* The Closing Night film, Life Partners is what happens to an intense friendship when one person in it acquires a serious partner. Starring Leighton Meester, Gillian Jacobs, and Adam Brody, it was cute enough, but Frances Ha did the same thing but better (Oh, I hear you say, but Frances Ha wasn’t a queer movie, to which I reply, that’s only because you haven’t seen it with me). Life Partners also totally wasted Gabourey Sidibe, not giving her anything to do other than deliver one liners over a Bloody Mary.
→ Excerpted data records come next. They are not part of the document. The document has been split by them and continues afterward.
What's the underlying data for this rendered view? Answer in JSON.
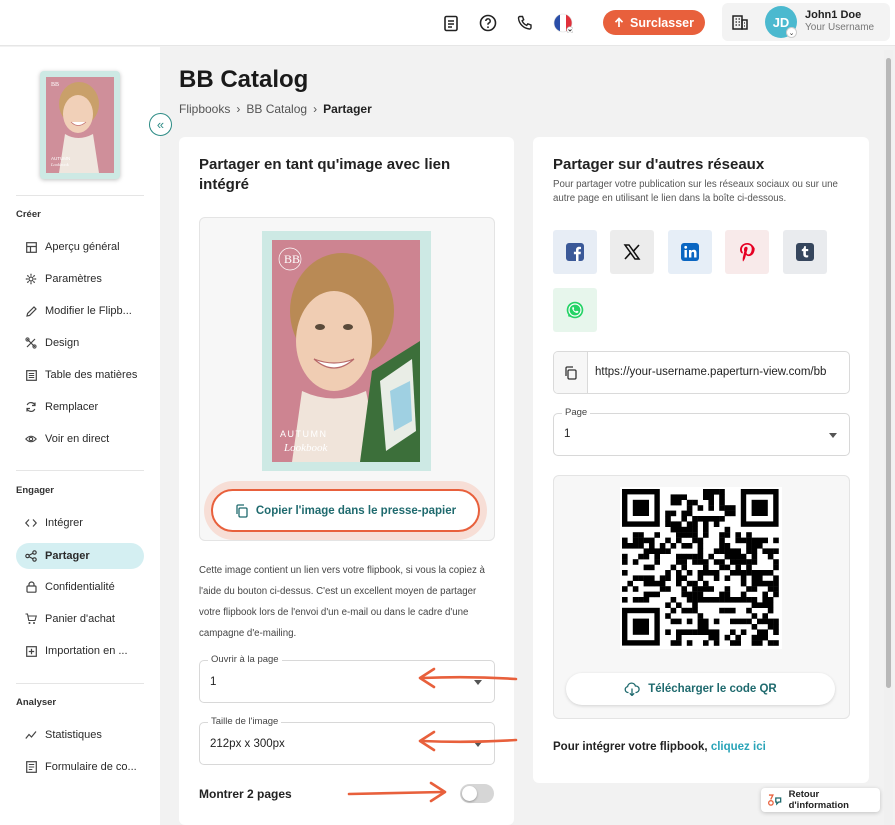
{
  "topbar": {
    "icons": [
      "document-icon",
      "help-icon",
      "phone-icon",
      "french-flag-icon"
    ],
    "upgrade_label": "Surclasser",
    "user_initials": "JD",
    "user_name": "John1 Doe",
    "user_sub": "Your Username"
  },
  "sidebar": {
    "cover": {
      "brand": "BB",
      "line1": "AUTUMN",
      "line2": "Lookbook"
    },
    "sections": [
      {
        "title": "Créer",
        "items": [
          {
            "label": "Aperçu général",
            "icon": "grid-icon"
          },
          {
            "label": "Paramètres",
            "icon": "gear-icon"
          },
          {
            "label": "Modifier le Flipb...",
            "icon": "pencil-icon"
          },
          {
            "label": "Design",
            "icon": "palette-icon"
          },
          {
            "label": "Table des matières",
            "icon": "list-icon"
          },
          {
            "label": "Remplacer",
            "icon": "refresh-icon"
          },
          {
            "label": "Voir en direct",
            "icon": "eye-icon"
          }
        ]
      },
      {
        "title": "Engager",
        "items": [
          {
            "label": "Intégrer",
            "icon": "code-icon"
          },
          {
            "label": "Partager",
            "icon": "share-icon",
            "active": true
          },
          {
            "label": "Confidentialité",
            "icon": "lock-icon"
          },
          {
            "label": "Panier d'achat",
            "icon": "cart-icon"
          },
          {
            "label": "Importation en ...",
            "icon": "import-icon"
          }
        ]
      },
      {
        "title": "Analyser",
        "items": [
          {
            "label": "Statistiques",
            "icon": "chart-icon"
          },
          {
            "label": "Formulaire de co...",
            "icon": "form-icon"
          }
        ]
      }
    ]
  },
  "main": {
    "title": "BB Catalog",
    "breadcrumb": [
      "Flipbooks",
      "BB Catalog",
      "Partager"
    ]
  },
  "left_card": {
    "title_line1": "Partager en tant qu'image avec lien",
    "title_line2": "intégré",
    "cover": {
      "brand": "BB",
      "line1": "AUTUMN",
      "line2": "Lookbook"
    },
    "copy_button": "Copier l'image dans le presse-papier",
    "description": "Cette image contient un lien vers votre flipbook, si vous la copiez à l'aide du bouton ci-dessus. C'est un excellent moyen de partager votre flipbook lors de l'envoi d'un e-mail ou dans le cadre d'une campagne d'e-mailing.",
    "open_page_label": "Ouvrir à la page",
    "open_page_value": "1",
    "image_size_label": "Taille de l'image",
    "image_size_value": "212px x 300px",
    "show_two_pages_label": "Montrer 2 pages",
    "show_two_pages_on": false
  },
  "right_card": {
    "title": "Partager sur d'autres réseaux",
    "description": "Pour partager votre publication sur les réseaux sociaux ou sur une autre page en utilisant le lien dans la boîte ci-dessous.",
    "social": [
      {
        "name": "facebook-icon",
        "color": "#3b5998",
        "bg": "#e7edf5"
      },
      {
        "name": "x-icon",
        "color": "#111111",
        "bg": "#ececec"
      },
      {
        "name": "linkedin-icon",
        "color": "#0a66c2",
        "bg": "#e6eef7"
      },
      {
        "name": "pinterest-icon",
        "color": "#e60023",
        "bg": "#f8eaea"
      },
      {
        "name": "tumblr-icon",
        "color": "#36465d",
        "bg": "#e9ebee"
      },
      {
        "name": "whatsapp-icon",
        "color": "#25d366",
        "bg": "#e7f6ec"
      }
    ],
    "url": "https://your-username.paperturn-view.com/bb",
    "page_label": "Page",
    "page_value": "1",
    "qr_button": "Télécharger le code QR",
    "embed_text": "Pour intégrer votre flipbook, ",
    "embed_link": "cliquez ici"
  },
  "help_button": "Retour d'information",
  "colors": {
    "accent": "#e8603c",
    "teal": "#1f6a6e",
    "active_bg": "#d4eff2"
  }
}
It certainly had some moments that rang true, and I appreciated the fact that, like in Bridesmaids there’s never a question if the guy is right for the girl. Adam Brody is much more appealing (to me, anyway) than Dougie was, but the point of both films is the inevitable changing relationship between the girls. I’m a sucker for that story, because I wind up living it over and over again, and eventually I’d like to learn to live it better.
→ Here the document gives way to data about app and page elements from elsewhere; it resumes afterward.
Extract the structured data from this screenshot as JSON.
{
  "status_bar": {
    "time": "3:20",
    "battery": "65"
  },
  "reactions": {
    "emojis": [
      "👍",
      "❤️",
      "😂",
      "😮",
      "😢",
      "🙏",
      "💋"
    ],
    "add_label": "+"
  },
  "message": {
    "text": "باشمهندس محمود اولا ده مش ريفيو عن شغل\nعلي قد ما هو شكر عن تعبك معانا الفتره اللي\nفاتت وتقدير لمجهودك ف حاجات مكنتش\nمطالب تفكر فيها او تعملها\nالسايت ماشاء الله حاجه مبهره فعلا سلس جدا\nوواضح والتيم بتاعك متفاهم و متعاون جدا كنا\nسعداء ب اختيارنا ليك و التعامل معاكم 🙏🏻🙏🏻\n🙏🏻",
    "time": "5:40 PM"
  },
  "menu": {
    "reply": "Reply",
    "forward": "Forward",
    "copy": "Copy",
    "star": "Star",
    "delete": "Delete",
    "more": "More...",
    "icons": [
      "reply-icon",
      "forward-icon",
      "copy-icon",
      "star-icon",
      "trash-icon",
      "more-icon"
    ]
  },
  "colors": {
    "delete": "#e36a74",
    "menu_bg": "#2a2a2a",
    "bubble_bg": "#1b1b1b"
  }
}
As a bonus, there were two films in the program which I saw when they screened at SIFF earlier in the year.

* The Circle is another of those films which I’m not sure is entirely successful, blending as it does documentary footage and re-enactment. However, it tells an important story about early queer activism via a 1950s gay rights organization in Zurich, and the present day interview footage of a couple who met through the group is utterly charming.

* And speaking of charming, The Way He Looks charmed my socks right off. It’s a Brazilian coming-of-age movie about Leonardo, a blind teenager who is trying to navigate his relationships with his overprotective family and his best friend as he’s yearning for a bit more freedom. This all gets more challenging when a new student joins their class. I’m always all in for a good boy-girl friendship, plus the honest portrayal of how a new relationship, no matter how great it is, can be painful for the one suddenly on the outside. As we saw above. It’s a theme.

While I’m at it, here are the other queer films I’ve loved this year that I can remember at the moment: Lilting (a quietly beautiful cross-culture film about grief, a new sort of coming out story in the vein of Undertow), The Skeleton Twins (obviously), Love Is Strange, and the Swedish miniseries Never Wipe Tears Without Gloves. Lotsa boy movies. That’s just the way it is, unfortunately. The closest thing to a girl movie is probably Obvious Child, but I definitely recommend that too.